When I wrote the original post, I referenced the Golf Digest article here. This list is still the only significant ranking of nine holes courses that I can find. As I mentioned before, I've only played two courses that made the list, Northwoods and Annapolis. Sweetens Cove had not yet been built, so was not on the list. For Northwoods, I still do not see the love for the course. In his book, Anthony had high praise for the 1st and 6th holes. I can agree with that. My issue is that the rest of the holes around it, perhaps save the 8th, are very mundane. Also, the trees make the course nearly impossible to play...with exception of 1, 6, and 8 which play outside the trees; no secret why they're the best holes.

Annapolis is closed, that is probably not a bad thing.

Fletcher's Landing was built in 2001 as part of a driving range and batting cage complex. The courses charges $10 to walk 9 holes. For that, it's fantastic. It's an inexpensive place to get out and play golf. It's the finest course in Onslow County, North Carolina that the daily fee golfer can play for $10.
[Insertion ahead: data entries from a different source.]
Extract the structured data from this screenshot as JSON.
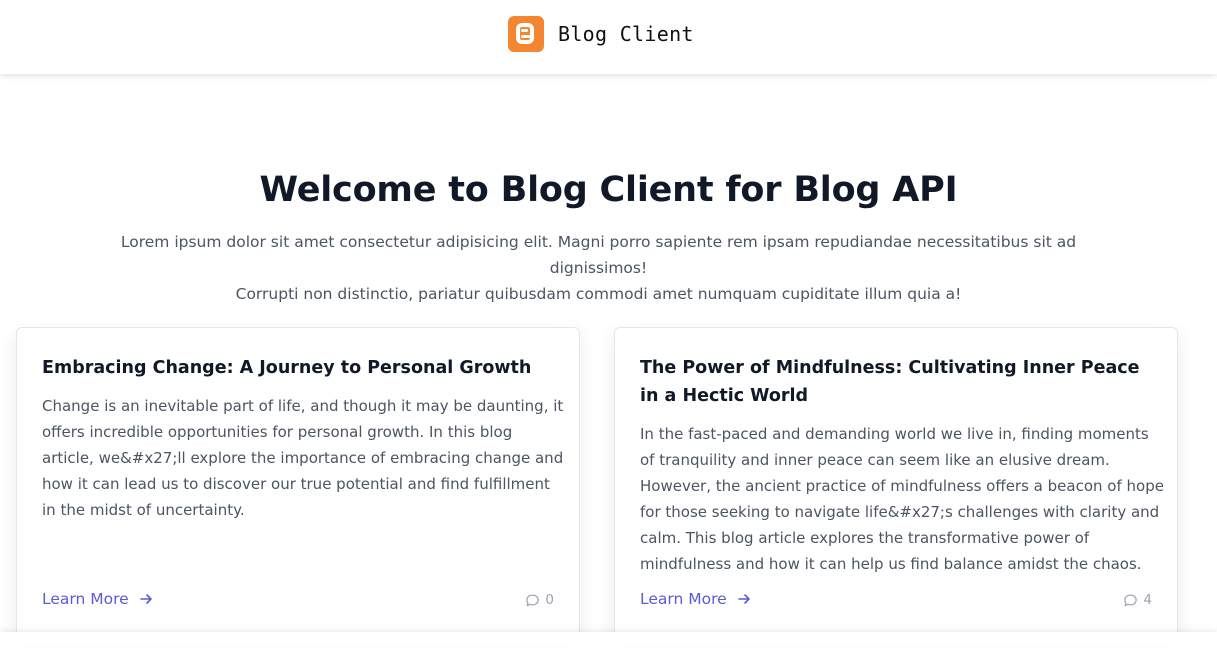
{
  "navbar": {
    "brand_name": "Blog Client",
    "logo_icon": "blogger-icon",
    "logo_color": "#f4862f"
  },
  "hero": {
    "title": "Welcome to Blog Client for Blog API",
    "description_line1": "Lorem ipsum dolor sit amet consectetur adipisicing elit. Magni porro sapiente rem ipsam repudiandae necessitatibus sit ad dignissimos!",
    "description_line2": "Corrupti non distinctio, pariatur quibusdam commodi amet numquam cupiditate illum quia a!"
  },
  "posts": [
    {
      "title": "Embracing Change: A Journey to Personal Growth",
      "excerpt": "Change is an inevitable part of life, and though it may be daunting, it offers incredible opportunities for personal growth. In this blog article, we&#x27;ll explore the importance of embracing change and how it can lead us to discover our true potential and find fulfillment in the midst of uncertainty.",
      "link_label": "Learn More",
      "comment_count": "0"
    },
    {
      "title": "The Power of Mindfulness: Cultivating Inner Peace in a Hectic World",
      "excerpt": "In the fast-paced and demanding world we live in, finding moments of tranquility and inner peace can seem like an elusive dream. However, the ancient practice of mindfulness offers a beacon of hope for those seeking to navigate life&#x27;s challenges with clarity and calm. This blog article explores the transformative power of mindfulness and how it can help us find balance amidst the chaos.",
      "link_label": "Learn More",
      "comment_count": "4"
    }
  ],
  "colors": {
    "link": "#5b5bd6",
    "muted": "#9ca3af",
    "body_text": "#4b5563",
    "heading": "#111827"
  }
}
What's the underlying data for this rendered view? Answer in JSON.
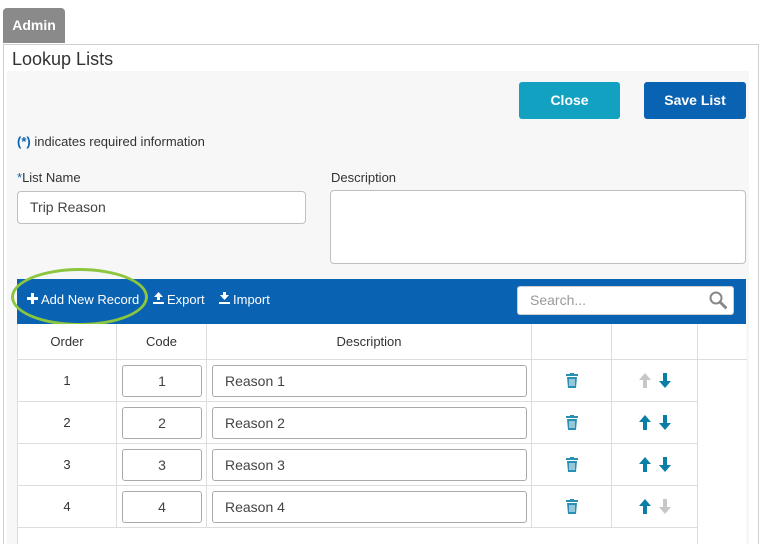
{
  "admin_tab": "Admin",
  "panel_title": "Lookup Lists",
  "buttons": {
    "close": "Close",
    "save_list": "Save List"
  },
  "required_note": {
    "marker": "(*)",
    "text": " indicates required information"
  },
  "fields": {
    "list_name": {
      "star": "*",
      "label": "List Name",
      "value": "Trip Reason"
    },
    "description": {
      "label": "Description",
      "value": ""
    }
  },
  "toolbar": {
    "add_new": "Add New Record",
    "export": "Export",
    "import": "Import",
    "search_placeholder": "Search..."
  },
  "table": {
    "headers": {
      "order": "Order",
      "code": "Code",
      "description": "Description"
    },
    "rows": [
      {
        "order": "1",
        "code": "1",
        "description": "Reason 1",
        "up_enabled": false,
        "down_enabled": true
      },
      {
        "order": "2",
        "code": "2",
        "description": "Reason 2",
        "up_enabled": true,
        "down_enabled": true
      },
      {
        "order": "3",
        "code": "3",
        "description": "Reason 3",
        "up_enabled": true,
        "down_enabled": true
      },
      {
        "order": "4",
        "code": "4",
        "description": "Reason 4",
        "up_enabled": true,
        "down_enabled": false
      }
    ]
  },
  "icons": {
    "add": "plus-icon",
    "export": "upload-icon",
    "import": "download-icon",
    "search": "search-icon",
    "delete": "trash-icon",
    "up": "arrow-up-icon",
    "down": "arrow-down-icon"
  },
  "colors": {
    "primary": "#0a62b2",
    "close_button": "#13a1c1",
    "highlight": "#8cc63f",
    "arrow_enabled": "#0a7fa6",
    "arrow_disabled": "#c7c7c7",
    "trash": "#2a8fb3"
  }
}
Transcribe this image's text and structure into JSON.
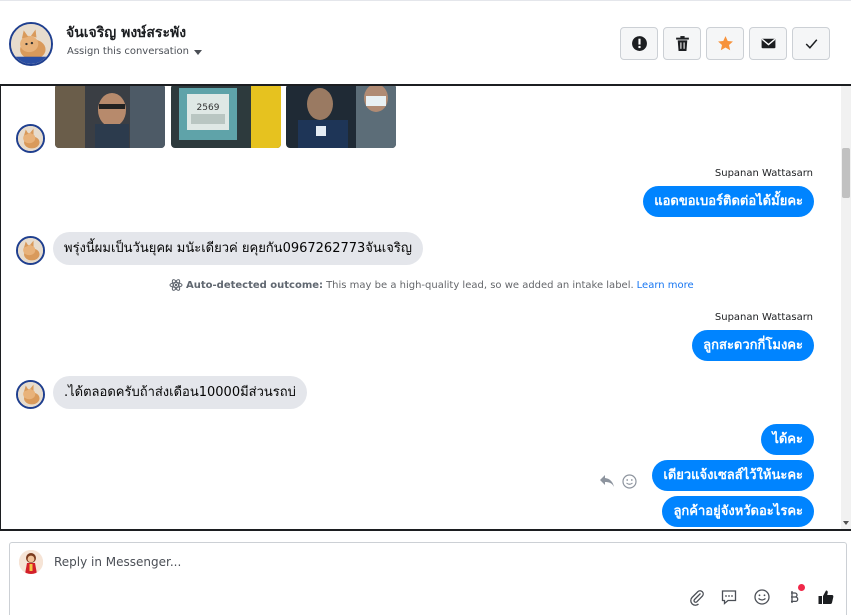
{
  "header": {
    "contact_name": "จันเจริญ พงษ์สระพัง",
    "assign_label": "Assign this conversation",
    "actions": [
      {
        "name": "mark-spam",
        "icon": "exclamation-circle-icon"
      },
      {
        "name": "delete",
        "icon": "trash-icon"
      },
      {
        "name": "star",
        "icon": "star-icon",
        "color": "#f7923b"
      },
      {
        "name": "mark-unread",
        "icon": "envelope-icon"
      },
      {
        "name": "done",
        "icon": "check-icon"
      }
    ]
  },
  "messages": [
    {
      "id": "m1",
      "direction": "in",
      "type": "photos",
      "count": 3
    },
    {
      "id": "m2",
      "direction": "out",
      "sender": "Supanan Wattasarn",
      "text": "แอดขอเบอร์ติดต่อได้มั้ยคะ"
    },
    {
      "id": "m3",
      "direction": "in",
      "text": "พรุ่งนี้ผมเป็นวันยุคผ มนัะเดียวค่ ยคุยกัน0967262773จันเจริญ"
    },
    {
      "id": "m4",
      "direction": "system",
      "icon": "atom-icon",
      "bold": "Auto-detected outcome:",
      "text": "This may be a high-quality lead, so we added an intake label.",
      "link": "Learn more"
    },
    {
      "id": "m5",
      "direction": "out",
      "sender": "Supanan Wattasarn",
      "text": "ลูกสะดวกกี่โมงคะ"
    },
    {
      "id": "m6",
      "direction": "in",
      "text": ".ได้ตลอดครับถ้าส่งเดือน10000มีส่วนรถบ่"
    },
    {
      "id": "m7",
      "direction": "out",
      "text": "ได้คะ"
    },
    {
      "id": "m8",
      "direction": "out",
      "text": "เดียวแจ้งเซลส์ไว้ให้นะคะ"
    },
    {
      "id": "m9",
      "direction": "out",
      "text": "ลูกค้าอยู่จังหวัดอะไรคะ"
    }
  ],
  "composer": {
    "placeholder": "Reply in Messenger...",
    "tools": [
      "paperclip-icon",
      "saved-reply-icon",
      "emoji-icon",
      "baht-payment-icon",
      "thumbs-up-icon"
    ]
  },
  "colors": {
    "accent": "#0084ff",
    "incoming_bubble": "#e4e6eb",
    "star": "#f7923b",
    "notification": "#f02849"
  }
}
The Links at City Park in Portsmouth, Virginia is a small executive course and serves the purpose well. For municipal golf, it's great. The facility has a range and an inexpensive course.

Fishhook is a very rustic course outside Palmer, Alaska. It is privately owned, making it one of the few privately owned courses in Alaska. It has some fun holes.

Fenwick...Anthony spoke very highly of this one. It's not the finest in terms of design, but for total atmosphere, it's fantastic. The course is a lot of fun to play, has some pretty cool design features, the berm on 6 and the pimple bunker on 8 come to mind, and has tremendous history. If you're in Connecticut, I definitely recommend playing here.

Meadowbrook is a fun course with a lot of history. It was opened in 1958 as a private club for African-American individuals and families in the Raleigh area; it doesn't take extensive research to determine why the African-American community needed its own club in the 50s era South. As I recall, the course was extremely fun to play.

Lambert's Point...given the tight land that was given, it's amazing that a course was built at all, much less a good one. Every hole has views of the water. Often players can see Navy warships coming in and out of port. I'd say this course holds up well against any course in the Hampton Roads area; south of Williamsburg, anyway.

Sweetens Cove. Utterly fantastic. I do think the greens, as a whole, are a bit much. Individually, they are great, as a whole, I thought they got tiring. That said, the course is fantastic. I would say that it could hold its own against the courses at Bandon, it really is that good.

So, a ranking
1. Sweetens Cove, 7. Not even close.
2. Lambert's Point, 4
3. Fenwick, 3
4. Northwood, 3
5-8 Links at City Park, Fletcher's Landing, Meadowbrook, Fishhook, All rated 1
Annapolis closed and Monticello converted.
Of these, I would like to revisit Meadowbrook. When I assigned the ranking numbers, the course was in a major state of flux, being closed, then reopened, and closed again. It might well be higher than a 1, but probably not higher than a 2 baring a significant amount of work being done.

I intend to add to this list of courses as I want to actively seek out new nine hole courses to play. There are several to play in and around New York, so I will see if I can sneak away to get to those.